Try it:
Across the records below, how many lines include the word "this"? State only the number.

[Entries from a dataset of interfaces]
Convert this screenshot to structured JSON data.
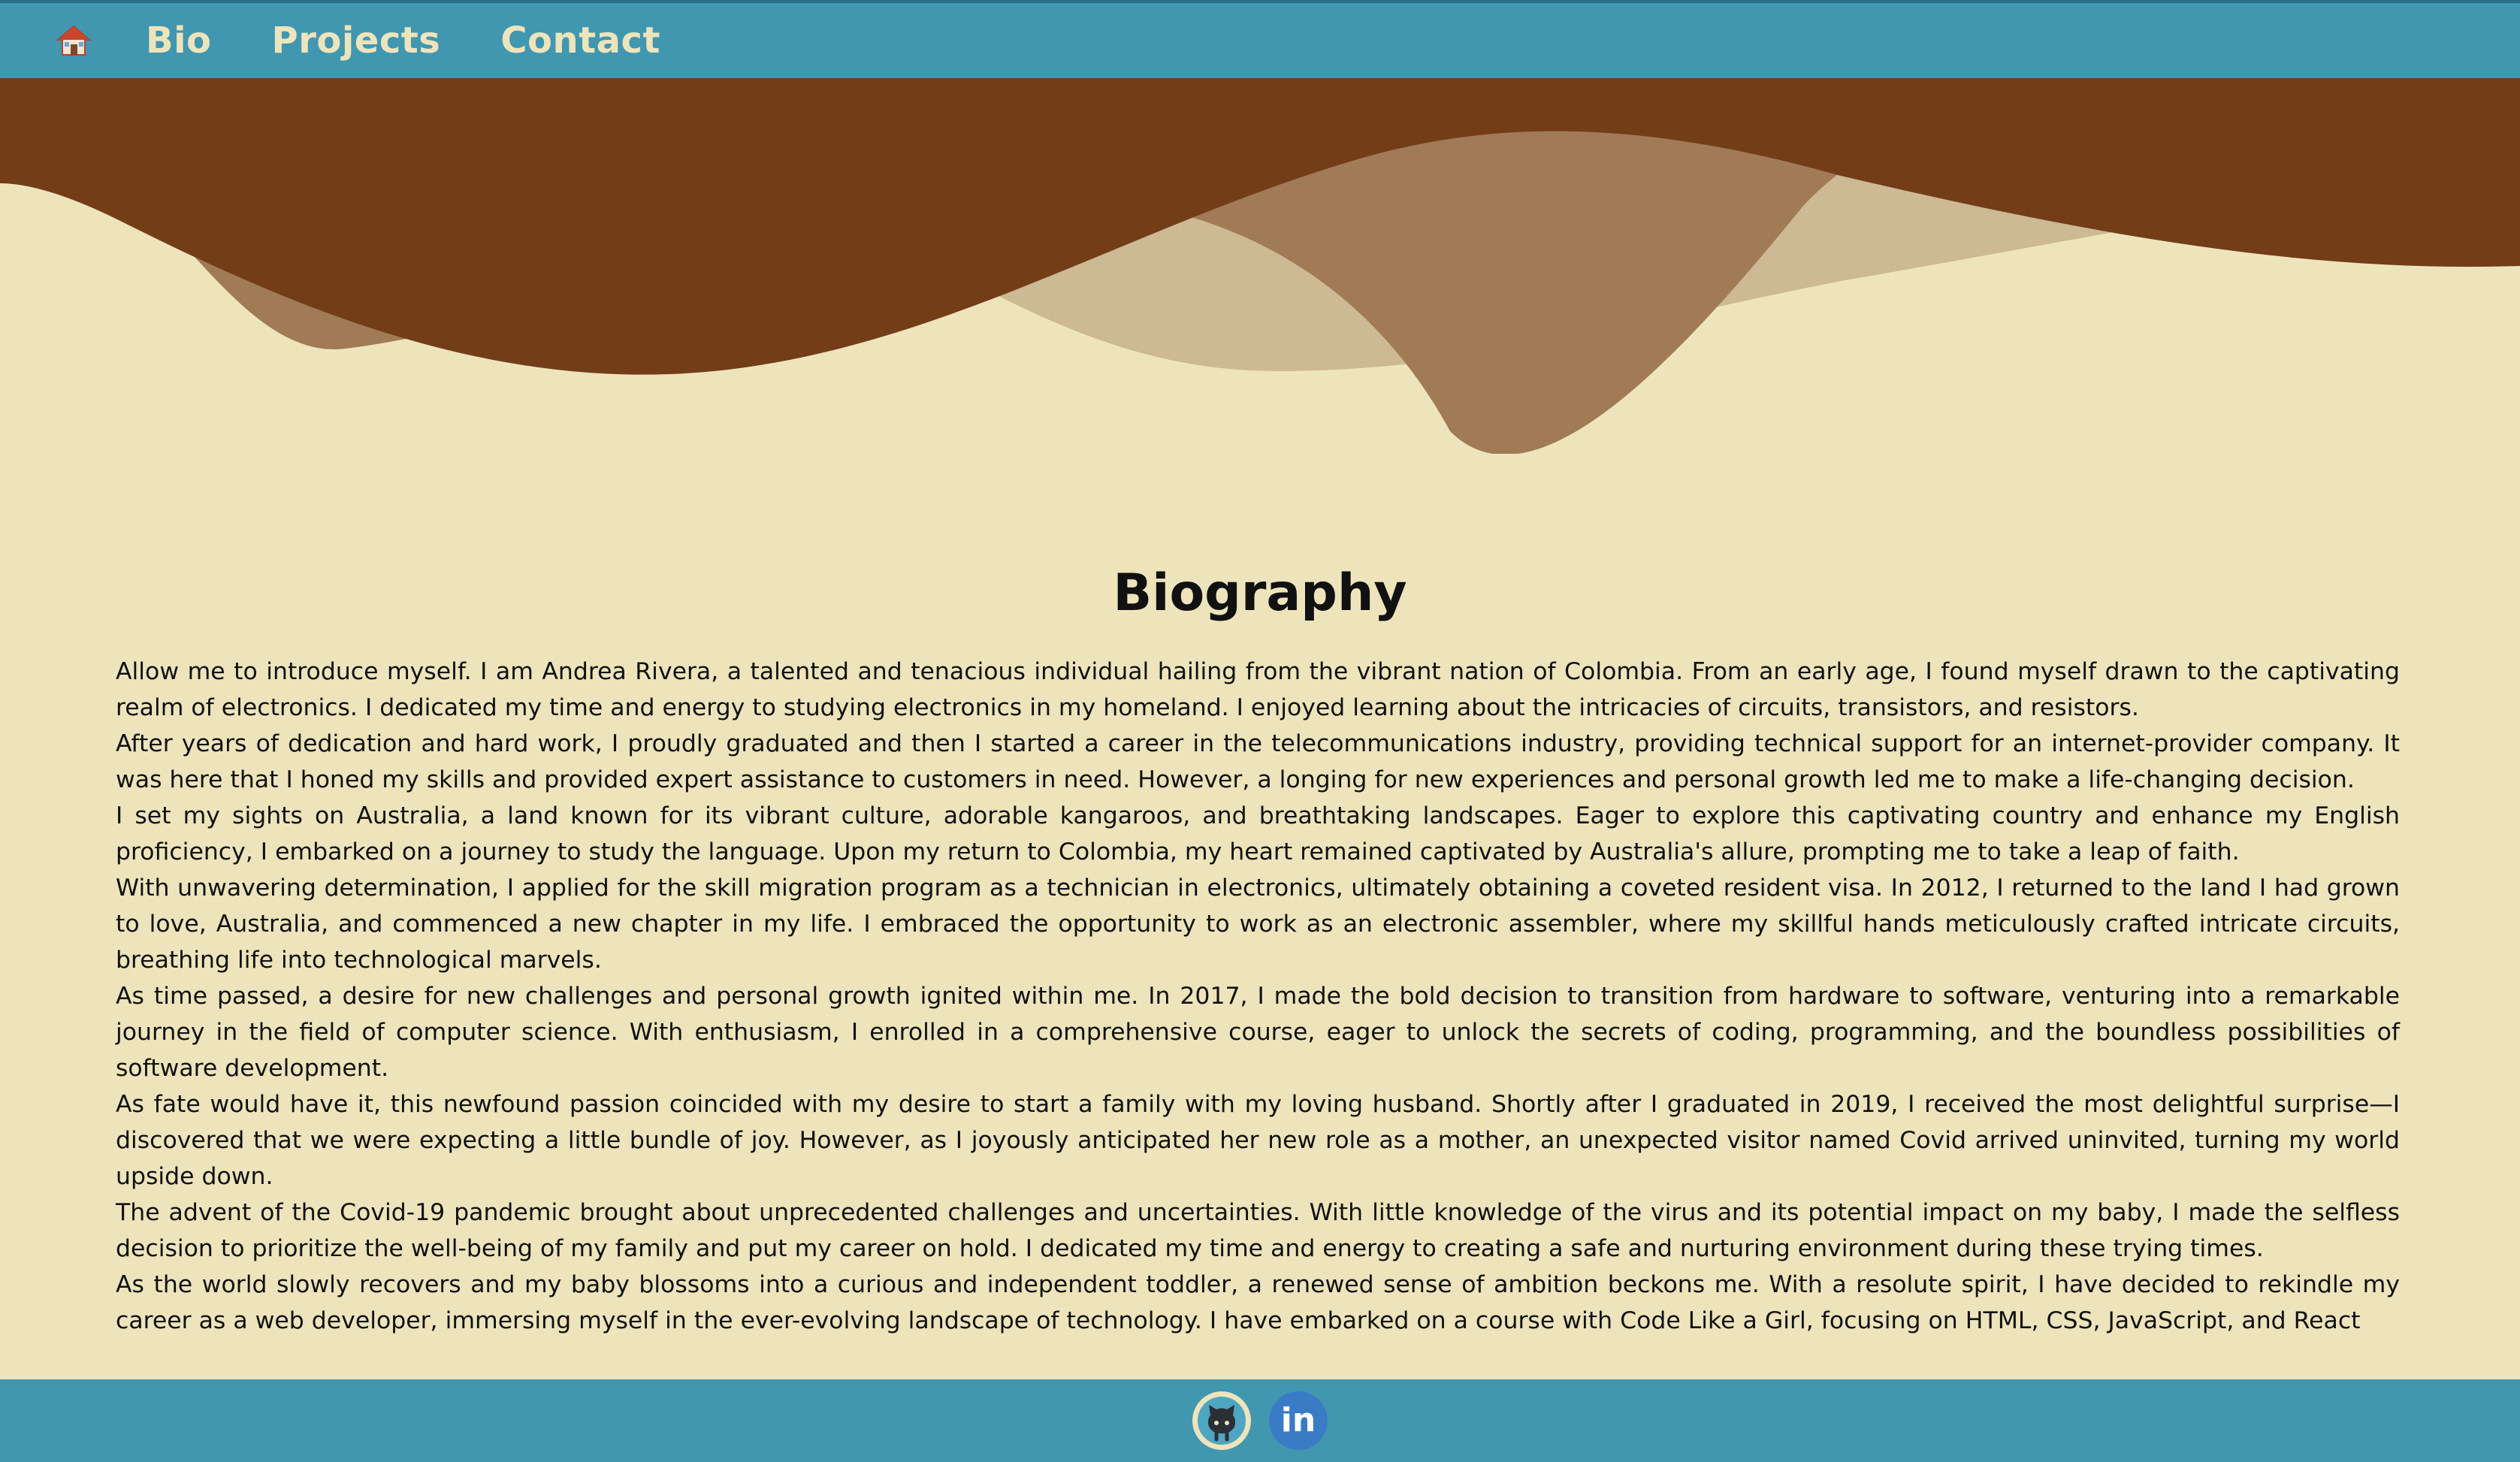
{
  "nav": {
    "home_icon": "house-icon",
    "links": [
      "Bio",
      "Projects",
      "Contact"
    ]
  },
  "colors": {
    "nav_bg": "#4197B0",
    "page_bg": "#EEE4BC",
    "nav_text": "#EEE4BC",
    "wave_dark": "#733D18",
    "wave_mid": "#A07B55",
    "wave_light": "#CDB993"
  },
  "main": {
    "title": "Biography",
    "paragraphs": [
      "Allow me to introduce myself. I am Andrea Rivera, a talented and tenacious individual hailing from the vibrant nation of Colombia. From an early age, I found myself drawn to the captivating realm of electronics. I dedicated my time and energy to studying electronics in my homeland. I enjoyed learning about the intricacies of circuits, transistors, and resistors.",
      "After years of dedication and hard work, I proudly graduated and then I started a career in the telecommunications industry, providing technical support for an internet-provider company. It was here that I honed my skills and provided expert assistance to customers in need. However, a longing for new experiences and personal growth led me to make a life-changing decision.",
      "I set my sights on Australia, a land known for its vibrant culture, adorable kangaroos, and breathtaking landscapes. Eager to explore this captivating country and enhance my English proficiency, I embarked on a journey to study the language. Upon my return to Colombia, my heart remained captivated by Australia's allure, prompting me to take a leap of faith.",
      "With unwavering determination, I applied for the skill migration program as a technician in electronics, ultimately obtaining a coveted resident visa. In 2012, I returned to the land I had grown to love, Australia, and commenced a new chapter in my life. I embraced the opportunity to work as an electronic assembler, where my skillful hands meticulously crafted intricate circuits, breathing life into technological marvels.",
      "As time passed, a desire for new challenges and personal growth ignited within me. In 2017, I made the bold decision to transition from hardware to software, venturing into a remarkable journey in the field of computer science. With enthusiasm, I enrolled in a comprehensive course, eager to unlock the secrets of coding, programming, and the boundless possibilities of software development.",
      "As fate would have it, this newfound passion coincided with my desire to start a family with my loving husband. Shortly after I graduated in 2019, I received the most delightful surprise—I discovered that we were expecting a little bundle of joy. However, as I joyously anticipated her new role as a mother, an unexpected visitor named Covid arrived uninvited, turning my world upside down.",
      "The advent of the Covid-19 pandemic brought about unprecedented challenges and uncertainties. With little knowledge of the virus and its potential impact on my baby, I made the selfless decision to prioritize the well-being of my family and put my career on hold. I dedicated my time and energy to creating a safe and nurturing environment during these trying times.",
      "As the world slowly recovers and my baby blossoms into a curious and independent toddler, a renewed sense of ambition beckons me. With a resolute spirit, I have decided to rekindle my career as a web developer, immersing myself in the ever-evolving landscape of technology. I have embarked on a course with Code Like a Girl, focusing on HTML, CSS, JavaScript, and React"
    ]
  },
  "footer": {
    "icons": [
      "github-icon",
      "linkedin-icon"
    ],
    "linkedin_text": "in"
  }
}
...
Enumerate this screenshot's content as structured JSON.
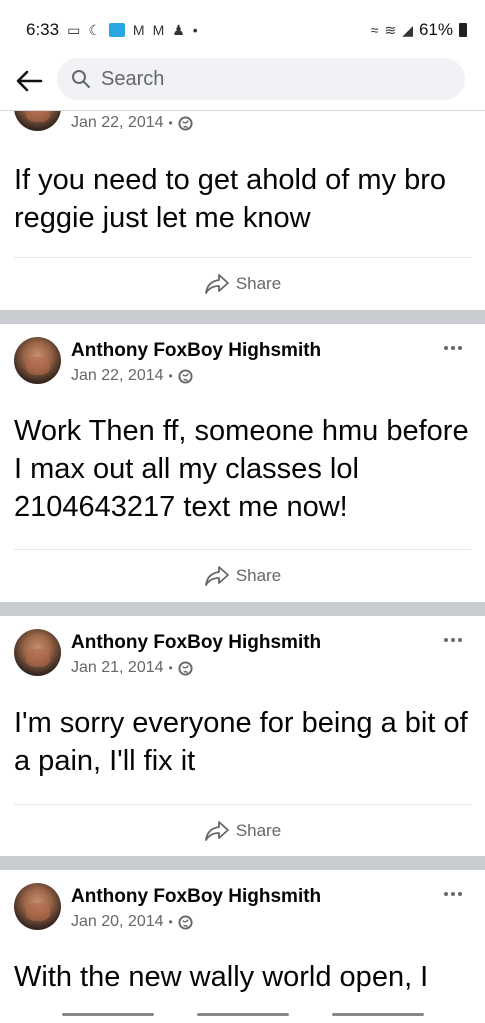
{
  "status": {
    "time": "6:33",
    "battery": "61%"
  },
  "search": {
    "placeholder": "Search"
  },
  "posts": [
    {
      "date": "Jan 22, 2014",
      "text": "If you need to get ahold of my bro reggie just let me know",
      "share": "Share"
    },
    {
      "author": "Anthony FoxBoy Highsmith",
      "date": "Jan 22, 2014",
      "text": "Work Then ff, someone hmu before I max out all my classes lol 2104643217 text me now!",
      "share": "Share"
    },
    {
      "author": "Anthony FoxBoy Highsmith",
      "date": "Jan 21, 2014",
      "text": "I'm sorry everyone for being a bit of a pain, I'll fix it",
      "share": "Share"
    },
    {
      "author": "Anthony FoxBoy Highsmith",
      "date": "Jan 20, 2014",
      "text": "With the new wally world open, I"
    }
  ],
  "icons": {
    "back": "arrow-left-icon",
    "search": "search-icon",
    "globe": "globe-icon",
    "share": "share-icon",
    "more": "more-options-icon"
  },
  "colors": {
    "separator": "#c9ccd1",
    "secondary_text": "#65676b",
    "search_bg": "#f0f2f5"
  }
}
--
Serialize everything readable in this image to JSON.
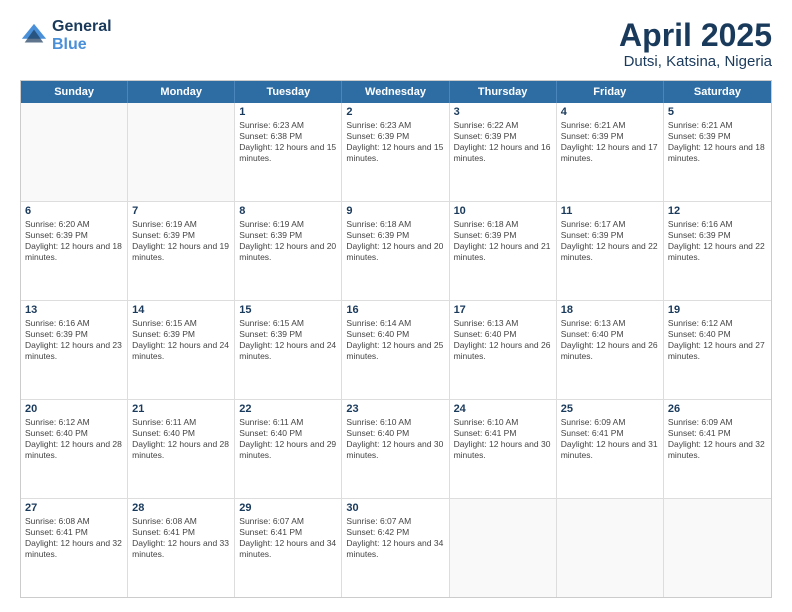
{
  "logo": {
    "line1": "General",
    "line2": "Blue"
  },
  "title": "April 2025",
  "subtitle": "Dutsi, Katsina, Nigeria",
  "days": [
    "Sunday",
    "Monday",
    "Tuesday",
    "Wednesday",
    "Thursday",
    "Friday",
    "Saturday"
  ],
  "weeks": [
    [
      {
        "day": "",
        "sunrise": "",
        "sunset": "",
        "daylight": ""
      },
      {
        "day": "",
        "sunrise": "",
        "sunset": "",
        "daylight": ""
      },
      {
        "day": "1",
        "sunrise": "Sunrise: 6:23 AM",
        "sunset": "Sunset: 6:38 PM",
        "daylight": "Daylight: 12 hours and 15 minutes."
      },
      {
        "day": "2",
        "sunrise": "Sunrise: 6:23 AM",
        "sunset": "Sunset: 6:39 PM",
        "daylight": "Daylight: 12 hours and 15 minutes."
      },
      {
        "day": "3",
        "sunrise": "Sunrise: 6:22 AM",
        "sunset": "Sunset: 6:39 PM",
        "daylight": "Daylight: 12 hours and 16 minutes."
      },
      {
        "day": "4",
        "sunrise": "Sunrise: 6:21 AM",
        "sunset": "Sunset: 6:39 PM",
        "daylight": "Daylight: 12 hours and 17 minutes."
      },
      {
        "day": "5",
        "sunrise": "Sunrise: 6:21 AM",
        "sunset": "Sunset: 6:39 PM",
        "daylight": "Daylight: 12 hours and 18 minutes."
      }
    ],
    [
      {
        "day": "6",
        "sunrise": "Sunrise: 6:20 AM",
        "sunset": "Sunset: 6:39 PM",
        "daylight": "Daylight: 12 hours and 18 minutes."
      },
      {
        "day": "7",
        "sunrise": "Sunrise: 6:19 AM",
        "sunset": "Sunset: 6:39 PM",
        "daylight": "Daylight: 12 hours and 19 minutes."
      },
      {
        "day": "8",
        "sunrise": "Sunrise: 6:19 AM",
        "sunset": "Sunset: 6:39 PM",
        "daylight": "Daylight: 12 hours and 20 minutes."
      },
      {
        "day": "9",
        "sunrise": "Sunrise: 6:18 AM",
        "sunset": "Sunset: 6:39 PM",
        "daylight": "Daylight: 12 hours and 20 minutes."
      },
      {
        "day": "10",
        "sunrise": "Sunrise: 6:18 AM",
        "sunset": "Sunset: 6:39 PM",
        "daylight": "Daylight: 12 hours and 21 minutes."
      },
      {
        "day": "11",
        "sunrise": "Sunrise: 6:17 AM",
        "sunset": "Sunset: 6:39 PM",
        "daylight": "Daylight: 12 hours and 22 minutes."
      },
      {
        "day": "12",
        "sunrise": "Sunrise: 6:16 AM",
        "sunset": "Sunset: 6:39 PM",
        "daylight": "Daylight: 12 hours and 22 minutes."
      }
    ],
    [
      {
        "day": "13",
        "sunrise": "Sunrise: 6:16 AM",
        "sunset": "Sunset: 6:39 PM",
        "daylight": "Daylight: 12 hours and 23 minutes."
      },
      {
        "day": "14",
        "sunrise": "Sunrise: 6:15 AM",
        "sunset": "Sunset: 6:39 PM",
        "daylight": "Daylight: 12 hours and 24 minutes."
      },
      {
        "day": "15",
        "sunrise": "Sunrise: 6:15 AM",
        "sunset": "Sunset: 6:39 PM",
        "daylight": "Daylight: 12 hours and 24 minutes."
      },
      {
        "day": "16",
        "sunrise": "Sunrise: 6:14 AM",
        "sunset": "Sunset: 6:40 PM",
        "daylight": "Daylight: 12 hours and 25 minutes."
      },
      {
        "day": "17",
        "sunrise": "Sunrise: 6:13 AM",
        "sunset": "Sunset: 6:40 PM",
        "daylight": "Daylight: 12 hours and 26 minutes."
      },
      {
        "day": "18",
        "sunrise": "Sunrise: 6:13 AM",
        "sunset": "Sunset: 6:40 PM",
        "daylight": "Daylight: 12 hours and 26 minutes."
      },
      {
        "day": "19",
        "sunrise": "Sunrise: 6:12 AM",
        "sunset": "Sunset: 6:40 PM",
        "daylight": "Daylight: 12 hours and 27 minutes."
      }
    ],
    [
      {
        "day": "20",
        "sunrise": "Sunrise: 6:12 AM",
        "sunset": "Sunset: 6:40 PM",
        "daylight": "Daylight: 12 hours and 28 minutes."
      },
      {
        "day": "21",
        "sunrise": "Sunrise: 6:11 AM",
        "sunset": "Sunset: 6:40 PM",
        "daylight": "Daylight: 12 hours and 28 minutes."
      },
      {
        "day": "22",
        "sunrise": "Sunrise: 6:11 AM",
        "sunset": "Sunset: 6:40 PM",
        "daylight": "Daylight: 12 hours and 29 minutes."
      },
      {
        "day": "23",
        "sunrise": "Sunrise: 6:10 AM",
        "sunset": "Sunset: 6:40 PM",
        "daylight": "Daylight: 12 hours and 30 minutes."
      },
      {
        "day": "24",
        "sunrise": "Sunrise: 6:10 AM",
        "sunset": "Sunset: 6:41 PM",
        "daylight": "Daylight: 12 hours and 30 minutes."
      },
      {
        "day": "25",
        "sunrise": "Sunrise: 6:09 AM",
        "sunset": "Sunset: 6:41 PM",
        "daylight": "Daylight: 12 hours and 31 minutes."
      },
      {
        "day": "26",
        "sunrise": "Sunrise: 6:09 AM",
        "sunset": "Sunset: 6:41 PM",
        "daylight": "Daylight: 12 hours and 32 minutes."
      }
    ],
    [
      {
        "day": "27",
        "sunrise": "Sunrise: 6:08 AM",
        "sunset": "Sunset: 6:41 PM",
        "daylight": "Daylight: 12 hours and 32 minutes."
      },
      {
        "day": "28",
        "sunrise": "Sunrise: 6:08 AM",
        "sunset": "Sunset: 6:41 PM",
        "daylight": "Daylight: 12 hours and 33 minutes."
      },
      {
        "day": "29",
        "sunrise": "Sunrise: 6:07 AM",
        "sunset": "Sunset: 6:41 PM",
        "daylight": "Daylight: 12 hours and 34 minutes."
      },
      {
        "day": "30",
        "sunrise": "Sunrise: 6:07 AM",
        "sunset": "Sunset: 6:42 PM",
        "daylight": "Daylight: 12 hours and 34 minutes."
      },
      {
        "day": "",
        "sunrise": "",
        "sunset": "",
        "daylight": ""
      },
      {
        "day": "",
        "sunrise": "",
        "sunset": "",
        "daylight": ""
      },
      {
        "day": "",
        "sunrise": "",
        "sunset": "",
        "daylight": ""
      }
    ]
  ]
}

Your response:
5